***** Task inputs

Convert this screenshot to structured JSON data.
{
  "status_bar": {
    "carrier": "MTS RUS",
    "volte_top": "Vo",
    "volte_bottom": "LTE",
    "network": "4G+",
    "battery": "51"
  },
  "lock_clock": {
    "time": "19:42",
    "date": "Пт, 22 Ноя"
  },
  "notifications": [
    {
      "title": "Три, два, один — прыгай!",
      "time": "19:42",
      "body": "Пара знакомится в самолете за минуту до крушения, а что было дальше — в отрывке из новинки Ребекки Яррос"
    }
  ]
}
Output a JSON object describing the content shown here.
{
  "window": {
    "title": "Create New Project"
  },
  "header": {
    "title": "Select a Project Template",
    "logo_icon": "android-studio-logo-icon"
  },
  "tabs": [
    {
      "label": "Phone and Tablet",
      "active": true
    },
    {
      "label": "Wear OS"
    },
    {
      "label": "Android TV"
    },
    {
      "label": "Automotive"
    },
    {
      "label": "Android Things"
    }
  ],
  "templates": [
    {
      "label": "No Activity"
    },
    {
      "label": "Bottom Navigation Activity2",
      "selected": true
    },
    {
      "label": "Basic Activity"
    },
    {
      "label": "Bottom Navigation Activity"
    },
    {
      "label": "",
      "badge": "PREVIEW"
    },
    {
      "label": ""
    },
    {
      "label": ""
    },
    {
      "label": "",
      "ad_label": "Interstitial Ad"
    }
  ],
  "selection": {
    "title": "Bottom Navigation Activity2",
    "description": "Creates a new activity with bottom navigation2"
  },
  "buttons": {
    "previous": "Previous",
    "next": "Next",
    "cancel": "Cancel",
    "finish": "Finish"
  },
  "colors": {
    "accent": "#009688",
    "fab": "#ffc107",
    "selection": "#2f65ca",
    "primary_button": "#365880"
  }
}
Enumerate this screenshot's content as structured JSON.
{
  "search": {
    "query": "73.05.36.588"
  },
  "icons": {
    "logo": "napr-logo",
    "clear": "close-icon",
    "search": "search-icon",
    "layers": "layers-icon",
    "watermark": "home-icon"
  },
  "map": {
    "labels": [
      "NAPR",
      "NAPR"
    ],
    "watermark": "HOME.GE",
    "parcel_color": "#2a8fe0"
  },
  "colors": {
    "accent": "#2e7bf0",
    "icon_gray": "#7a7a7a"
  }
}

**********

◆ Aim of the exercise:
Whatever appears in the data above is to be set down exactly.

◆ Output below:
Convert this screenshot to structured JSON data.
{
  "status_bar": {
    "carrier": "MTS RUS",
    "volte_top": "Vo",
    "volte_bottom": "LTE",
    "network": "4G+",
    "battery": "51"
  },
  "lock_clock": {
    "time": "19:42",
    "date": "Пт, 22 Ноя"
  },
  "notifications": [
    {
      "title": "Три, два, один — прыгай!",
      "time": "19:42",
      "body": "Пара знакомится в самолете за минуту до крушения, а что было дальше — в отрывке из новинки Ребекки Яррос"
    }
  ]
}
Output a JSON object describing the content shown here.
{
  "window": {
    "title": "Create New Project"
  },
  "header": {
    "title": "Select a Project Template",
    "logo_icon": "android-studio-logo-icon"
  },
  "tabs": [
    {
      "label": "Phone and Tablet",
      "active": true
    },
    {
      "label": "Wear OS"
    },
    {
      "label": "Android TV"
    },
    {
      "label": "Automotive"
    },
    {
      "label": "Android Things"
    }
  ],
  "templates": [
    {
      "label": "No Activity"
    },
    {
      "label": "Bottom Navigation Activity2",
      "selected": true
    },
    {
      "label": "Basic Activity"
    },
    {
      "label": "Bottom Navigation Activity"
    },
    {
      "label": "",
      "badge": "PREVIEW"
    },
    {
      "label": ""
    },
    {
      "label": ""
    },
    {
      "label": "",
      "ad_label": "Interstitial Ad"
    }
  ],
  "selection": {
    "title": "Bottom Navigation Activity2",
    "description": "Creates a new activity with bottom navigation2"
  },
  "buttons": {
    "previous": "Previous",
    "next": "Next",
    "cancel": "Cancel",
    "finish": "Finish"
  },
  "colors": {
    "accent": "#009688",
    "fab": "#ffc107",
    "selection": "#2f65ca",
    "primary_button": "#365880"
  }
}
Enumerate this screenshot's content as structured JSON.
{
  "search": {
    "query": "73.05.36.588"
  },
  "icons": {
    "logo": "napr-logo",
    "clear": "close-icon",
    "search": "search-icon",
    "layers": "layers-icon",
    "watermark": "home-icon"
  },
  "map": {
    "labels": [
      "NAPR",
      "NAPR"
    ],
    "watermark": "HOME.GE",
    "parcel_color": "#2a8fe0"
  },
  "colors": {
    "accent": "#2e7bf0",
    "icon_gray": "#7a7a7a"
  }
}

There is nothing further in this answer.